Exercise prompt: The answer must be one number: how many lines in the records below contain the string "data".

════

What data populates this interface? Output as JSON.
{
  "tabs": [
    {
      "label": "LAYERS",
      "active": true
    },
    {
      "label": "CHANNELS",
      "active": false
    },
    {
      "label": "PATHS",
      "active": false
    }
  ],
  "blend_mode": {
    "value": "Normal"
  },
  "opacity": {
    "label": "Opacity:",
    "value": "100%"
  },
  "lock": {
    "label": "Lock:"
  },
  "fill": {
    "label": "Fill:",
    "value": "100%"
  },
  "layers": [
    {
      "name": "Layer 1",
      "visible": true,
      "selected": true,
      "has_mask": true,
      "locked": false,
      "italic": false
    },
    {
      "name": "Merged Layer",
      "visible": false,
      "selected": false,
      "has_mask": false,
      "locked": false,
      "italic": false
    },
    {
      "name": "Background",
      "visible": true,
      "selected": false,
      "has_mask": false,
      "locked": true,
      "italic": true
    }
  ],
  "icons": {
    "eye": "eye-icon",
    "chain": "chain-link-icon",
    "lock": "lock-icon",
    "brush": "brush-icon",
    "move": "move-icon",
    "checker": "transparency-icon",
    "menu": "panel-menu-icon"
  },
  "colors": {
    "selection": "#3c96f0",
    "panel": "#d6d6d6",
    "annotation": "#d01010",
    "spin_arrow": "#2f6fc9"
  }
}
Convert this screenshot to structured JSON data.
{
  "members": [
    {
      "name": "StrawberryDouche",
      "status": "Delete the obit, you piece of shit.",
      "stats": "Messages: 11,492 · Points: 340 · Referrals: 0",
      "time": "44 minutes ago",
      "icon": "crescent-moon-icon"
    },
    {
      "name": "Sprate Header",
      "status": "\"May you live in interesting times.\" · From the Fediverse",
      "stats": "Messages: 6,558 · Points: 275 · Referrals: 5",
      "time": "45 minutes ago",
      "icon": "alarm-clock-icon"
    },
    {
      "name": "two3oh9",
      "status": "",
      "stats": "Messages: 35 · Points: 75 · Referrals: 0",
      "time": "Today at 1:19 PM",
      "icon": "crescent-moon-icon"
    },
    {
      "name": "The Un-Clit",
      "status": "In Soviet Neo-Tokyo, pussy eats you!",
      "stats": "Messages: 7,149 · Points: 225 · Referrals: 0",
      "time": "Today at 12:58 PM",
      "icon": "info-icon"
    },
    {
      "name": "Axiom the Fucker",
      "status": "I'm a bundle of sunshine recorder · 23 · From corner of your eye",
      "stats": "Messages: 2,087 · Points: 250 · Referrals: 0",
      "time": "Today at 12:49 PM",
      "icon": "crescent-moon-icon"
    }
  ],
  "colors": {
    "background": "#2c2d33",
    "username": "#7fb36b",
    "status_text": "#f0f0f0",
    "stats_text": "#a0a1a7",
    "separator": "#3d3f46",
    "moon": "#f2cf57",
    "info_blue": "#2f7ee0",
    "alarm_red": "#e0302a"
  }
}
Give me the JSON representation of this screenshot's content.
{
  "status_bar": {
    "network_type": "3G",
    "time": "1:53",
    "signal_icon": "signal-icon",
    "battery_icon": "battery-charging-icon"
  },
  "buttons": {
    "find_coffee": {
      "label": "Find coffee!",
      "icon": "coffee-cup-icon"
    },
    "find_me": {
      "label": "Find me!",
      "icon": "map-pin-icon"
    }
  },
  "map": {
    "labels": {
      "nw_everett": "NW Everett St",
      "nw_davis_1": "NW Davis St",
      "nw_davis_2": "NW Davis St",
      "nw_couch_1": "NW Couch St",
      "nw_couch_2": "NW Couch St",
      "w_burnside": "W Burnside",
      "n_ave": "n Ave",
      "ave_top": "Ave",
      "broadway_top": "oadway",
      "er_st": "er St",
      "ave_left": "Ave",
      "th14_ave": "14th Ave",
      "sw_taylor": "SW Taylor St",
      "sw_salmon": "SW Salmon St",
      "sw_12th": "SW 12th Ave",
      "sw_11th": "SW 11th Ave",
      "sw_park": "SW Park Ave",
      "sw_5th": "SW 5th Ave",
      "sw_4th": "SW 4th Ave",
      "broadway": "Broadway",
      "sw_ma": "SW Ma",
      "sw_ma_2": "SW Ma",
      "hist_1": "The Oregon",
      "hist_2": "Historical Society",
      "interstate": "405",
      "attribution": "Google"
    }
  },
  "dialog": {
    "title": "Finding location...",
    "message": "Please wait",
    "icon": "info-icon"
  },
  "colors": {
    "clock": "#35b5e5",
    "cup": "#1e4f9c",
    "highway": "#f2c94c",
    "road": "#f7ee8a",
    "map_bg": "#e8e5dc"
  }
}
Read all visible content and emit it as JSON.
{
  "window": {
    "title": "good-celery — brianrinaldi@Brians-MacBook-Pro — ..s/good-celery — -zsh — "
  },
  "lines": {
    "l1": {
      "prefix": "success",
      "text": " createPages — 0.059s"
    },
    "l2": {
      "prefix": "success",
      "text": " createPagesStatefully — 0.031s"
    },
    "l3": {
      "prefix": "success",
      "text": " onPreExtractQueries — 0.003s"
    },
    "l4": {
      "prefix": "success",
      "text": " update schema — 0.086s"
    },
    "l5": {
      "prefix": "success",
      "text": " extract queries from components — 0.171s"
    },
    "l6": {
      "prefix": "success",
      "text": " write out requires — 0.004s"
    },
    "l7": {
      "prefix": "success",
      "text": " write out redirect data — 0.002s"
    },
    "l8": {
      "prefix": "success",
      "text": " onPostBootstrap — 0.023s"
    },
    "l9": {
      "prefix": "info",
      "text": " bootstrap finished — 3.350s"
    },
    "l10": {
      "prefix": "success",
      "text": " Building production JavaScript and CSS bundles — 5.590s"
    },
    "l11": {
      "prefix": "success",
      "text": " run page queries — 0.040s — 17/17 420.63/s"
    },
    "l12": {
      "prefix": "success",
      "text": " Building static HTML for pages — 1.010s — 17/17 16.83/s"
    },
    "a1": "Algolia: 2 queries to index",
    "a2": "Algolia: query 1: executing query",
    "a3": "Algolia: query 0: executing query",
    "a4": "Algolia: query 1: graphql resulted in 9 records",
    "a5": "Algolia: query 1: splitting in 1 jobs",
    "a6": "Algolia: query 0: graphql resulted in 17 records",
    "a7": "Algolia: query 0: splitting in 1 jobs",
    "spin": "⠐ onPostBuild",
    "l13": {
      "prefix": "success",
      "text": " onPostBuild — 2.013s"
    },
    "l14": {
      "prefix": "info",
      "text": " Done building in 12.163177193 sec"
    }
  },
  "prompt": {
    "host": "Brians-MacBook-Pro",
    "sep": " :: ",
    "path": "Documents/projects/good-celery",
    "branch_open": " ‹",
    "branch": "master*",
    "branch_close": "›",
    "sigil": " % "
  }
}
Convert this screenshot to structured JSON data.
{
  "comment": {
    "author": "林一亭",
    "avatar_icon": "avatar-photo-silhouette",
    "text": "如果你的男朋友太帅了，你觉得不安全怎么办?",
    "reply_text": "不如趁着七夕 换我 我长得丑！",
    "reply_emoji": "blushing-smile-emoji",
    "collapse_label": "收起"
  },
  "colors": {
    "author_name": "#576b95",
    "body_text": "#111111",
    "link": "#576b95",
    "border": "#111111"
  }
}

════

Reply to the task: 4